Significantly, the team also showed that these cells do notregenerate when excised. According to the partners, these findings have immenseclinical implications in the diagnosis, prevention and treatment of cervicalcancer. The study was published in the Proceedingsof the National Academy of Sciences (PNAS).
Cervical cancer is the 7th most common female cancer inSingapore, and about 200 cases are diagnosed every year. Infection with HPV isthe most common cause or risk factor for cervical cancer. HPV infection causespreinvasive cancer, termed CIN (Cervical Intraepithelial Neoplasia), which areprecancerous lesions that can progress and potentially become invasive cancerif left untreated.
"It has been a decades-old mystery why cervical cancerscaused by HPV arise only from a discrete region of the cervix, known as the'squamocolumnar junction,' despite the presence of the virus throughout thegenital tract," said Dr. Christopher P. Crum, director of Women's and PerinatalPathology in the Department of pathology at BWH. "The discovery of these cellsfinally resolves this mystery and will have wide-ranging impact from developingmore meaningful animal models of early cervical carcinogenesis to clinicalimplications."
The team discovered that this discrete set of cells, locatedat the squamocolumnar junction of the cervix, uniquely express biomarkers thatare seen in all forms of invasive cervical cancers linked to HPV. This meansthat the signature markers of this population of cells can provide a way ofdistinguishing potentially dangerous precancerous lesions from those with abenign prognosis.
"Our study also revealed that this exotic population ofcells does not reappear after ablation by cone biopsy," said Dr. Wa Xian,principal investigator at IMB. "This finding helps to explain the low rate ofnew HPV infections in the cervix after excisional therapy, and also raises the distinctpossibility that preemptive removal of these cells in young women could reducetheir risk of cervical cancer. This could be an alternative to current vaccineswhich only protect against HPV 16 and 18."

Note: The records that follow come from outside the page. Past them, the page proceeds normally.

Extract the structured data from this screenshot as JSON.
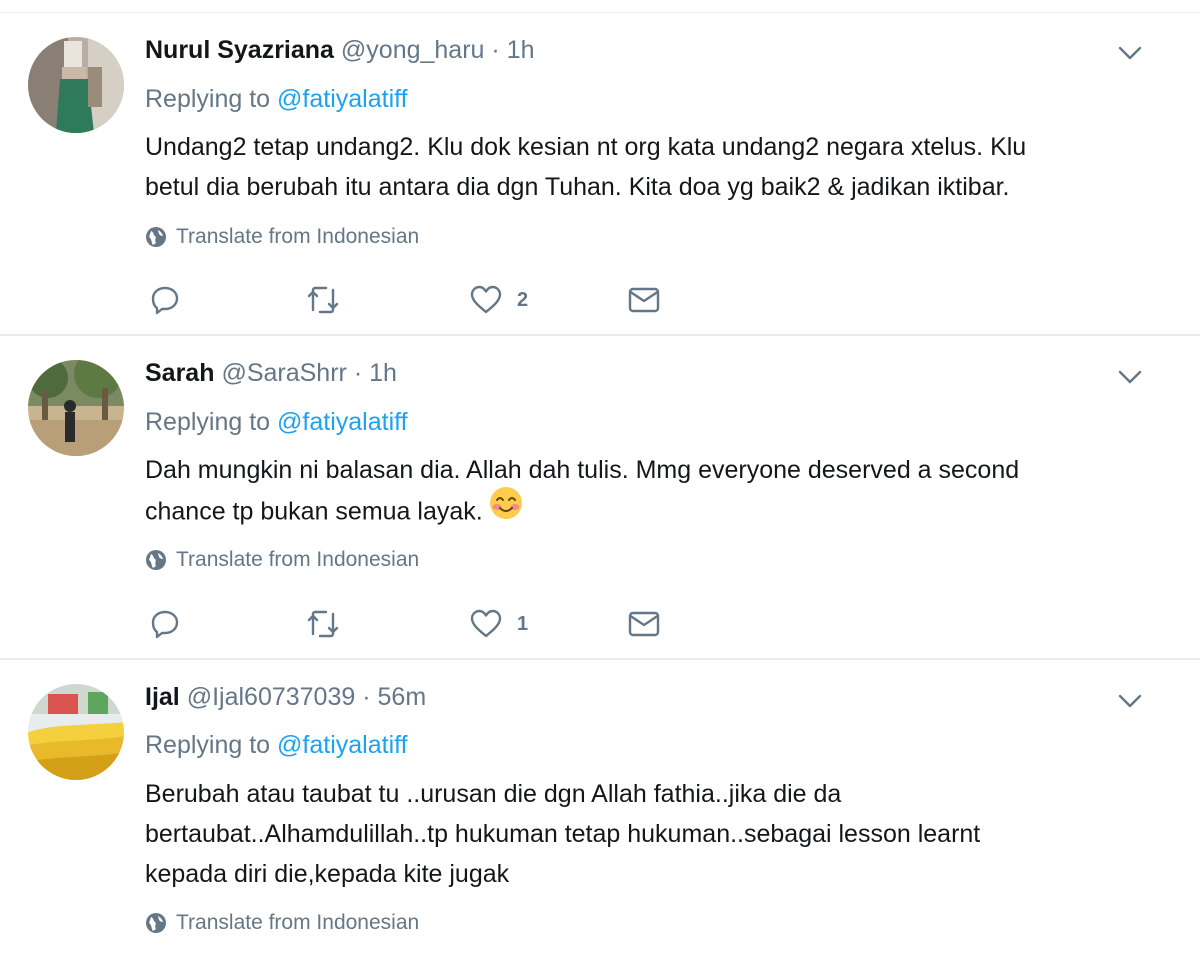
{
  "tweets": [
    {
      "name": "Nurul Syazriana",
      "handle": "@yong_haru",
      "dot": "·",
      "time": "1h",
      "replying_prefix": "Replying to",
      "replying_to": "@fatiyalatiff",
      "text_lines": [
        "Undang2 tetap undang2. Klu dok kesian nt org kata undang2 negara xtelus. Klu",
        "betul dia berubah itu antara dia dgn Tuhan. Kita doa yg baik2 & jadikan iktibar."
      ],
      "translate_label": "Translate from Indonesian",
      "like_count": "2",
      "avatar_icon": "avatar-woman-green-skirt"
    },
    {
      "name": "Sarah",
      "handle": "@SaraShrr",
      "dot": "·",
      "time": "1h",
      "replying_prefix": "Replying to",
      "replying_to": "@fatiyalatiff",
      "text_lines": [
        "Dah mungkin ni balasan dia. Allah dah tulis. Mmg everyone deserved a second",
        "chance tp bukan semua layak."
      ],
      "emoji": "smiling-face-emoji",
      "translate_label": "Translate from Indonesian",
      "like_count": "1",
      "avatar_icon": "avatar-person-under-trees"
    },
    {
      "name": "Ijal",
      "handle": "@Ijal60737039",
      "dot": "·",
      "time": "56m",
      "replying_prefix": "Replying to",
      "replying_to": "@fatiyalatiff",
      "text_lines": [
        "Berubah atau taubat tu ..urusan die dgn Allah fathia..jika die da",
        "bertaubat..Alhamdulillah..tp hukuman tetap hukuman..sebagai lesson learnt",
        "kepada diri die,kepada kite jugak"
      ],
      "translate_label": "Translate from Indonesian",
      "avatar_icon": "avatar-bananas"
    }
  ],
  "colors": {
    "text": "#14171a",
    "muted": "#657786",
    "link": "#1da1f2",
    "divider": "#e6ecf0"
  },
  "icons": [
    "reply-icon",
    "retweet-icon",
    "heart-icon",
    "direct-message-icon",
    "globe-icon",
    "chevron-down-icon"
  ]
}
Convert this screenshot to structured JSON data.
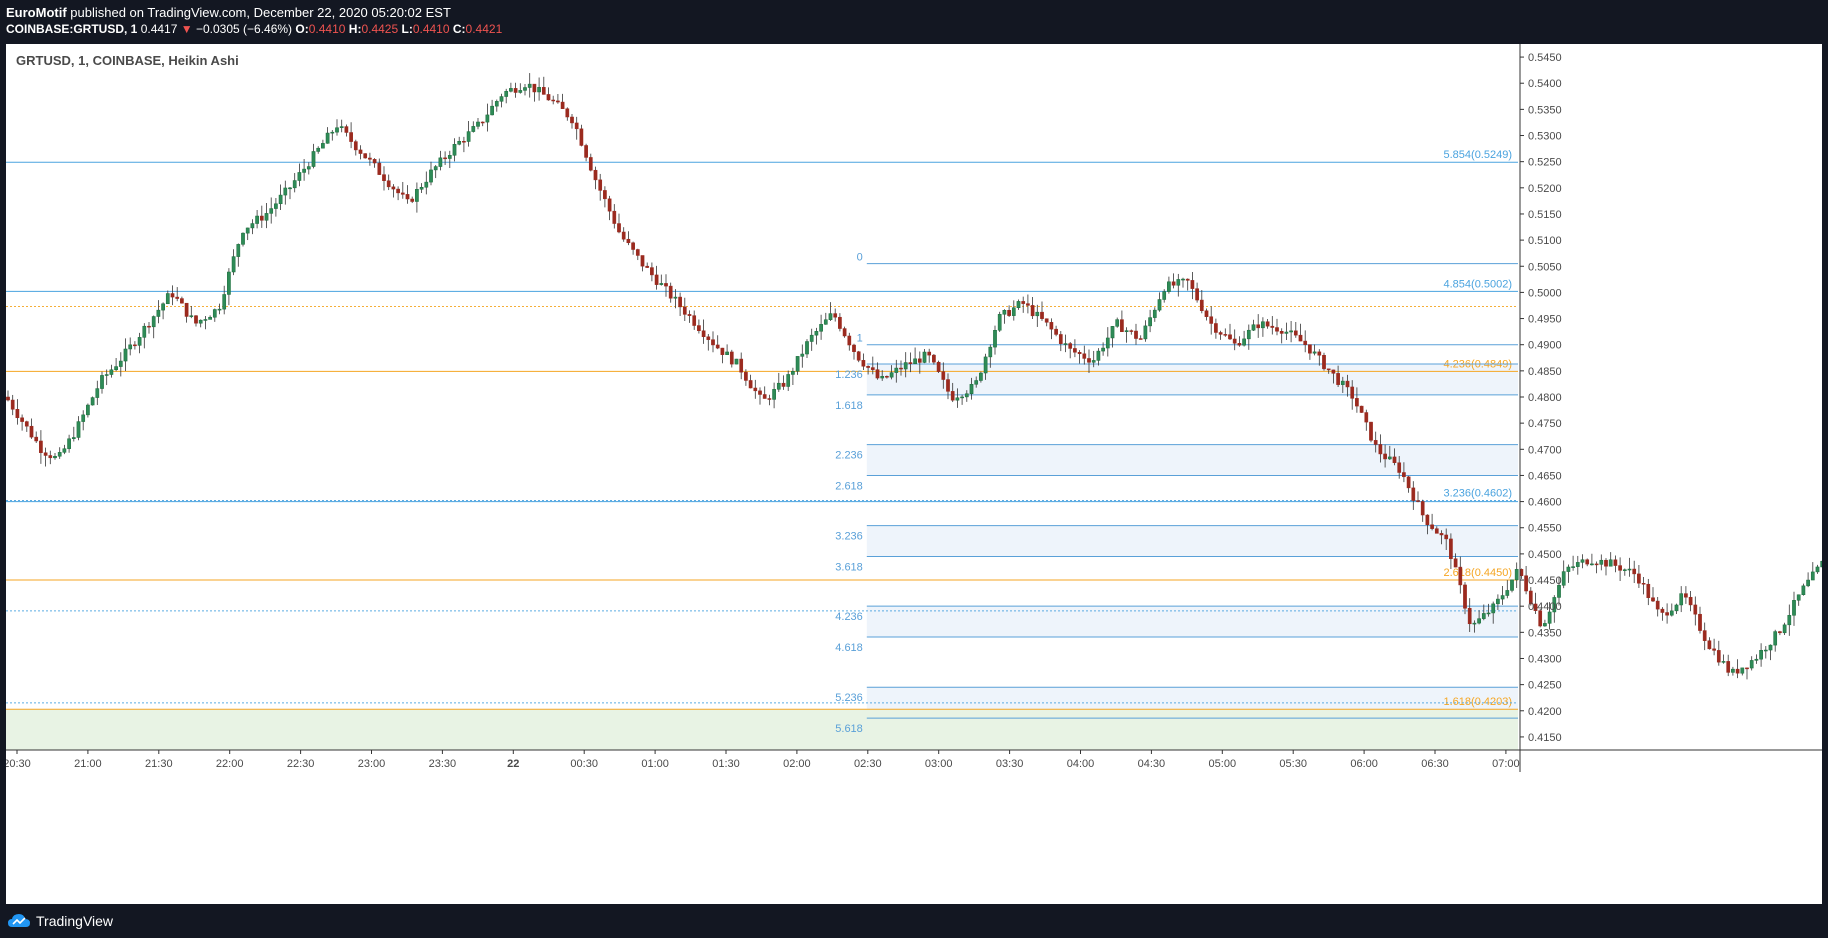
{
  "header": {
    "author": "EuroMotif",
    "published_text": "published on TradingView.com, December 22, 2020 05:20:02 EST",
    "symbol": "COINBASE:GRTUSD, 1",
    "last": "0.4417",
    "change_arrow": "▼",
    "change": "−0.0305 (−6.46%)",
    "o_label": "O:",
    "o_value": "0.4410",
    "h_label": "H:",
    "h_value": "0.4425",
    "l_label": "L:",
    "l_value": "0.4410",
    "c_label": "C:",
    "c_value": "0.4421"
  },
  "legend": {
    "title": "GRTUSD, 1, COINBASE, Heikin Ashi"
  },
  "footer": {
    "brand": "TradingView"
  },
  "colors": {
    "up": "#26a69a",
    "up_dark": "#1b6b3a",
    "down": "#9b2a1f",
    "blue_line": "#4aa3df",
    "orange_line": "#f5a623",
    "grid_text": "#4a4a4a",
    "fib_label": "#5aa0d8",
    "fill_blue": "#eef4fb",
    "fill_green": "#e8f3e4"
  },
  "chart_data": {
    "type": "candlestick",
    "style": "Heikin Ashi",
    "title": "GRTUSD, 1, COINBASE, Heikin Ashi",
    "ylim": [
      0.4125,
      0.5475
    ],
    "y_ticks": [
      "0.5450",
      "0.5400",
      "0.5350",
      "0.5300",
      "0.5250",
      "0.5200",
      "0.5150",
      "0.5100",
      "0.5050",
      "0.5000",
      "0.4950",
      "0.4900",
      "0.4850",
      "0.4800",
      "0.4750",
      "0.4700",
      "0.4650",
      "0.4600",
      "0.4550",
      "0.4500",
      "0.4450",
      "0.4400",
      "0.4350",
      "0.4300",
      "0.4250",
      "0.4200",
      "0.4150"
    ],
    "x_ticks": [
      "20:30",
      "21:00",
      "21:30",
      "22:00",
      "22:30",
      "23:00",
      "23:30",
      "22",
      "00:30",
      "01:00",
      "01:30",
      "02:00",
      "02:30",
      "03:00",
      "03:30",
      "04:00",
      "04:30",
      "05:00",
      "05:30",
      "06:00",
      "06:30",
      "07:00"
    ],
    "price_path": [
      [
        "20:30",
        0.48
      ],
      [
        "20:45",
        0.47
      ],
      [
        "20:52",
        0.468
      ],
      [
        "21:00",
        0.474
      ],
      [
        "21:10",
        0.483
      ],
      [
        "21:20",
        0.488
      ],
      [
        "21:30",
        0.494
      ],
      [
        "21:40",
        0.5
      ],
      [
        "21:50",
        0.494
      ],
      [
        "22:00",
        0.497
      ],
      [
        "22:10",
        0.512
      ],
      [
        "22:20",
        0.515
      ],
      [
        "22:30",
        0.52
      ],
      [
        "22:40",
        0.526
      ],
      [
        "22:50",
        0.532
      ],
      [
        "23:00",
        0.527
      ],
      [
        "23:10",
        0.522
      ],
      [
        "23:20",
        0.517
      ],
      [
        "23:30",
        0.523
      ],
      [
        "23:40",
        0.528
      ],
      [
        "23:50",
        0.532
      ],
      [
        "00:00",
        0.538
      ],
      [
        "00:10",
        0.54
      ],
      [
        "00:20",
        0.537
      ],
      [
        "00:30",
        0.533
      ],
      [
        "00:40",
        0.521
      ],
      [
        "00:50",
        0.511
      ],
      [
        "01:00",
        0.505
      ],
      [
        "01:10",
        0.5
      ],
      [
        "01:20",
        0.495
      ],
      [
        "01:30",
        0.49
      ],
      [
        "01:40",
        0.486
      ],
      [
        "01:50",
        0.479
      ],
      [
        "02:00",
        0.483
      ],
      [
        "02:10",
        0.491
      ],
      [
        "02:20",
        0.496
      ],
      [
        "02:30",
        0.488
      ],
      [
        "02:40",
        0.483
      ],
      [
        "02:50",
        0.486
      ],
      [
        "03:00",
        0.488
      ],
      [
        "03:10",
        0.48
      ],
      [
        "03:20",
        0.482
      ],
      [
        "03:30",
        0.495
      ],
      [
        "03:40",
        0.498
      ],
      [
        "03:50",
        0.494
      ],
      [
        "04:00",
        0.489
      ],
      [
        "04:10",
        0.487
      ],
      [
        "04:20",
        0.494
      ],
      [
        "04:30",
        0.491
      ],
      [
        "04:40",
        0.501
      ],
      [
        "04:50",
        0.502
      ],
      [
        "05:00",
        0.494
      ],
      [
        "05:10",
        0.49
      ],
      [
        "05:20",
        0.494
      ],
      [
        "05:30",
        0.493
      ],
      [
        "05:40",
        0.49
      ],
      [
        "05:50",
        0.485
      ],
      [
        "06:00",
        0.48
      ],
      [
        "06:10",
        0.47
      ],
      [
        "06:20",
        0.466
      ],
      [
        "06:30",
        0.457
      ],
      [
        "06:40",
        0.452
      ],
      [
        "06:50",
        0.436
      ],
      [
        "07:00",
        0.44
      ],
      [
        "07:10",
        0.447
      ],
      [
        "07:20",
        0.436
      ],
      [
        "07:30",
        0.447
      ],
      [
        "07:40",
        0.449
      ],
      [
        "07:50",
        0.448
      ],
      [
        "08:00",
        0.446
      ],
      [
        "08:10",
        0.438
      ],
      [
        "08:20",
        0.442
      ],
      [
        "08:30",
        0.433
      ],
      [
        "08:40",
        0.427
      ],
      [
        "08:50",
        0.43
      ],
      [
        "09:00",
        0.435
      ],
      [
        "09:10",
        0.443
      ],
      [
        "09:20",
        0.449
      ],
      [
        "09:30",
        0.444
      ],
      [
        "09:40",
        0.4417
      ]
    ],
    "horizontal_lines": [
      {
        "price": 0.5249,
        "label": "5.854(0.5249)",
        "color": "blue"
      },
      {
        "price": 0.5002,
        "label": "4.854(0.5002)",
        "color": "blue"
      },
      {
        "price": 0.4973,
        "label": "",
        "color": "orange",
        "dotted": true
      },
      {
        "price": 0.4849,
        "label": "4.236(0.4849)",
        "color": "orange"
      },
      {
        "price": 0.4602,
        "label": "3.236(0.4602)",
        "color": "blue",
        "dotted": true
      },
      {
        "price": 0.46,
        "label": "",
        "color": "blue"
      },
      {
        "price": 0.445,
        "label": "2.618(0.4450)",
        "color": "orange"
      },
      {
        "price": 0.4391,
        "label": "",
        "color": "blue",
        "dotted": true
      },
      {
        "price": 0.4203,
        "label": "1.618(0.4203)",
        "color": "orange"
      },
      {
        "price": 0.4215,
        "label": "",
        "color": "blue",
        "dotted": true
      }
    ],
    "fib_extension": [
      {
        "level": "0",
        "price": 0.5055
      },
      {
        "level": "1",
        "price": 0.49
      },
      {
        "level": "1.236",
        "price": 0.4863
      },
      {
        "level": "1.618",
        "price": 0.4804
      },
      {
        "level": "2.236",
        "price": 0.4709
      },
      {
        "level": "2.618",
        "price": 0.465
      },
      {
        "level": "3.236",
        "price": 0.4554
      },
      {
        "level": "3.618",
        "price": 0.4495
      },
      {
        "level": "4.236",
        "price": 0.44
      },
      {
        "level": "4.618",
        "price": 0.4341
      },
      {
        "level": "5.236",
        "price": 0.4245
      },
      {
        "level": "5.618",
        "price": 0.4186
      }
    ],
    "fib_start_time": "02:30"
  }
}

"This study is a fine example of how A*STAR researchinstitutes can integrate our research capabilities to better collaborate withan international partner like the Brigham and Women's Hospital to carry outexcellent research with strong clinical and translational applications," saidProf Ng Huck Hui, acting executive director of GIS.